▶ _Provided data_

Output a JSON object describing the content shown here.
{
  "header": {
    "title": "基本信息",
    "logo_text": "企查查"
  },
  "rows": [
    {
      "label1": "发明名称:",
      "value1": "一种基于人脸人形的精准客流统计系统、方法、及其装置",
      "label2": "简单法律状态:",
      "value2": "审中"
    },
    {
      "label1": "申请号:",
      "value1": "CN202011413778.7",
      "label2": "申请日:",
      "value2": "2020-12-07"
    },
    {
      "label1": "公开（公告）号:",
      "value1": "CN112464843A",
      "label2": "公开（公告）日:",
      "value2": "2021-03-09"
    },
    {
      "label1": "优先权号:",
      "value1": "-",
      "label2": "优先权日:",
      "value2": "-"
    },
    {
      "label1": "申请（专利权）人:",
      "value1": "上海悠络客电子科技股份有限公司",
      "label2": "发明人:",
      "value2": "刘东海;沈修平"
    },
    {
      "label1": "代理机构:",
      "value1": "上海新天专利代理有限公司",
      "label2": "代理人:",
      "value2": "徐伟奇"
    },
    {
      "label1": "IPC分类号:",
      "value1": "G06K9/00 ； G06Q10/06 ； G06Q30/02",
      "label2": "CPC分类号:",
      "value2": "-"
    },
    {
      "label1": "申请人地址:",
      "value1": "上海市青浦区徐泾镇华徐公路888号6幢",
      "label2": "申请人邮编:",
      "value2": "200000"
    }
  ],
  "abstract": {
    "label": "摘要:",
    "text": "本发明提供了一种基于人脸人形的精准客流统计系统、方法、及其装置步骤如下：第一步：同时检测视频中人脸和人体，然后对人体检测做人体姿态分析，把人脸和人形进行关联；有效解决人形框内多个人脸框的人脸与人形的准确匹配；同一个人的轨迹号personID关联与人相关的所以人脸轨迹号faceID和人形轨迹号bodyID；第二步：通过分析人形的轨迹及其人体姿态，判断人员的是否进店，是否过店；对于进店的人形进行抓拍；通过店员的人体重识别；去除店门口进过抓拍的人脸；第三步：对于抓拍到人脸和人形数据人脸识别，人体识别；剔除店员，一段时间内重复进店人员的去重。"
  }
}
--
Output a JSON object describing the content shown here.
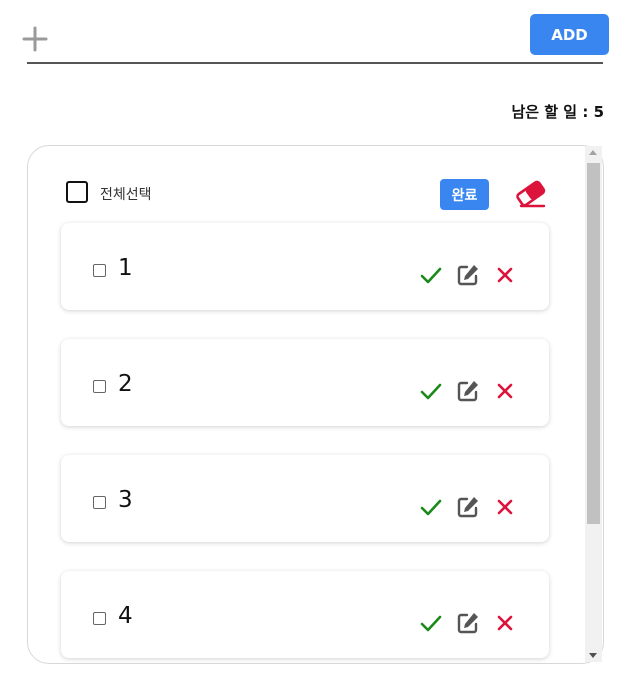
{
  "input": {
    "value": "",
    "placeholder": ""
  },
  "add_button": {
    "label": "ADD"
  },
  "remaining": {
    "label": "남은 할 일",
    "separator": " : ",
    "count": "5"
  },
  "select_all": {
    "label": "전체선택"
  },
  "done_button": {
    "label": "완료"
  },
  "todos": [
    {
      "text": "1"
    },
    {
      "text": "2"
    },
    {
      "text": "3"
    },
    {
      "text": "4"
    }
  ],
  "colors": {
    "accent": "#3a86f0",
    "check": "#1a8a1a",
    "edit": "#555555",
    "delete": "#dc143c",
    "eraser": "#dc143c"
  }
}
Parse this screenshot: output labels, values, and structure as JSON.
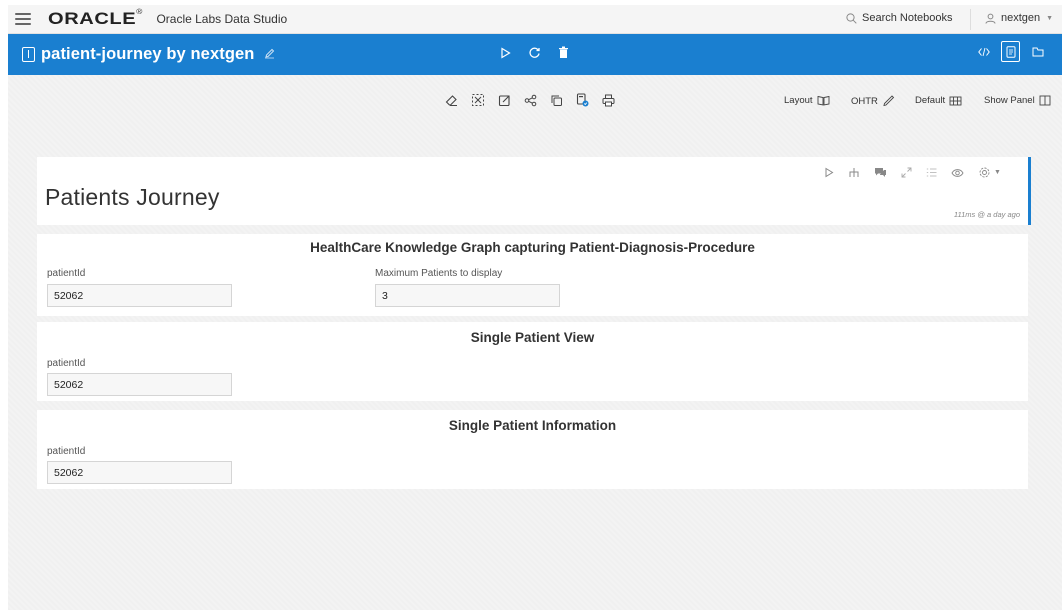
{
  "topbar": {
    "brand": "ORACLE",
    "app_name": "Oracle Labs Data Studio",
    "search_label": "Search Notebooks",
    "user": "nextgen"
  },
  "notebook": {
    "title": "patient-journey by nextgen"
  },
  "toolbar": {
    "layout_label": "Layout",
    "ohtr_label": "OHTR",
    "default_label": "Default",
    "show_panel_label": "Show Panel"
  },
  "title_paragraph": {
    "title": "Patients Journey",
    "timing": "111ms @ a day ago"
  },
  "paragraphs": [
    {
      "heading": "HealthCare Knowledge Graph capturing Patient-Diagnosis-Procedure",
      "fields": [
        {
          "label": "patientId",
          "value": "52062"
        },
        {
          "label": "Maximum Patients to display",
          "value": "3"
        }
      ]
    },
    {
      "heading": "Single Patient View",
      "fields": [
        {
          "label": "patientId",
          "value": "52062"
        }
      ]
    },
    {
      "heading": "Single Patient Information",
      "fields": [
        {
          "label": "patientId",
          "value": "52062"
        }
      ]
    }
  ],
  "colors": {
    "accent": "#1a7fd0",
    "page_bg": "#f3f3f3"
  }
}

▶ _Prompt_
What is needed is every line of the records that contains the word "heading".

▶ _Response below_
      "heading": "HealthCare Knowledge Graph capturing Patient-Diagnosis-Procedure",
      "heading": "Single Patient View",
      "heading": "Single Patient Information",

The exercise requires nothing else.